*Problem*:
Pick every line from the data that holds the word "JSON".

•••••

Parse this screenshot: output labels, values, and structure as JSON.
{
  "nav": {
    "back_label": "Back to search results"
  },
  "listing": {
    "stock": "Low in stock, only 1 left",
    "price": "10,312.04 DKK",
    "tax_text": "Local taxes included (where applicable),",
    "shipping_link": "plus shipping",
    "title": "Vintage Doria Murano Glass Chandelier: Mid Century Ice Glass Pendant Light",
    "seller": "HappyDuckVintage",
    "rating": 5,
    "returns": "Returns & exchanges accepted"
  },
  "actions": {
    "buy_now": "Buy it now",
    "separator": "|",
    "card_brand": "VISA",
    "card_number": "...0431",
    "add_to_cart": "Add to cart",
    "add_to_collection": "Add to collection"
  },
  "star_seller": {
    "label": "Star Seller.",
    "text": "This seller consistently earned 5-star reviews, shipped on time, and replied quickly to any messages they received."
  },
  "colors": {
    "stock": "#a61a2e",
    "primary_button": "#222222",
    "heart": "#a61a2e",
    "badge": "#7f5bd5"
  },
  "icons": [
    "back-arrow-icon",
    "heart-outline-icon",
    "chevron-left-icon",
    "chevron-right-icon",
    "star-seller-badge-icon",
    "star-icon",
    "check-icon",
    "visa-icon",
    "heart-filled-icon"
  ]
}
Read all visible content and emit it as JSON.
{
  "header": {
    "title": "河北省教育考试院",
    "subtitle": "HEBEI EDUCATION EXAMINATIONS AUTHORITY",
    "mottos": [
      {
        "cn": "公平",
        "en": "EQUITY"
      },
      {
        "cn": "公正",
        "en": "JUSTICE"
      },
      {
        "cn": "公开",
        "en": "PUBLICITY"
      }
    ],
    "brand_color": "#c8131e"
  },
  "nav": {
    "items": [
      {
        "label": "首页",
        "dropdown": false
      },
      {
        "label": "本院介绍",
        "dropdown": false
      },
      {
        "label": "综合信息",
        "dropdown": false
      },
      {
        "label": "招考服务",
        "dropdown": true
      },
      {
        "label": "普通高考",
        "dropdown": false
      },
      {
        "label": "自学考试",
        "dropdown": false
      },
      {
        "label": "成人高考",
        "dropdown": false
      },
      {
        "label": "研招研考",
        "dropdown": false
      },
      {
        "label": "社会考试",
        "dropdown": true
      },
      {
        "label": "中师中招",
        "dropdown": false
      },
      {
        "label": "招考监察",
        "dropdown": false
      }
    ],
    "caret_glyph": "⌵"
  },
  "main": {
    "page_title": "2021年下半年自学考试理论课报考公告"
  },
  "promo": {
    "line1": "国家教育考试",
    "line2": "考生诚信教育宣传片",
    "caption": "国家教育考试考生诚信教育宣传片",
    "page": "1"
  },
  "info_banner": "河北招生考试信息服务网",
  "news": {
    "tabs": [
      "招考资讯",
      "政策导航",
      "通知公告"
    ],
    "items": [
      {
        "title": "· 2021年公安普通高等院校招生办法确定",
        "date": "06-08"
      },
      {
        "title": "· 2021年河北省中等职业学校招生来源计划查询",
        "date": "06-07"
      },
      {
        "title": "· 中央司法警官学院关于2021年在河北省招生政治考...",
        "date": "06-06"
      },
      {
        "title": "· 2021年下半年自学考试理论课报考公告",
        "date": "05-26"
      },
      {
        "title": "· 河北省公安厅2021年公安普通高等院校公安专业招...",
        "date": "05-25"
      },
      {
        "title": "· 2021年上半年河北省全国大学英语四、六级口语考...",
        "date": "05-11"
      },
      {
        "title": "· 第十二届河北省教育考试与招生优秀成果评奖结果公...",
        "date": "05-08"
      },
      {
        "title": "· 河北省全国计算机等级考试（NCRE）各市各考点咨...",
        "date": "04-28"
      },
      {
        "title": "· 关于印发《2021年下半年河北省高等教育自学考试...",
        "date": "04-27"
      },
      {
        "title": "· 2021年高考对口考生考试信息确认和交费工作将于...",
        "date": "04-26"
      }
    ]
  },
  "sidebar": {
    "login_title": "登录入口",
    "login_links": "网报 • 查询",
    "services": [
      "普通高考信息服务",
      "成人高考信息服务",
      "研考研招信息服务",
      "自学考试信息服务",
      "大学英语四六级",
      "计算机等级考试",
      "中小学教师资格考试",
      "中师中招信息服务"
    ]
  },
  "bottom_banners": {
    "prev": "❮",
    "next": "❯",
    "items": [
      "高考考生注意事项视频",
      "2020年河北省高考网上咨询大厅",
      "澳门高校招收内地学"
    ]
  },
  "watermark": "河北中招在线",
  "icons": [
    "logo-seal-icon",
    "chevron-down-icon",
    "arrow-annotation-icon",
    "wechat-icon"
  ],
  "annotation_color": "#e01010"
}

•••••

*Answer for the task*:
Parse this screenshot: output labels, values, and structure as JSON.
Read all visible content and emit it as JSON.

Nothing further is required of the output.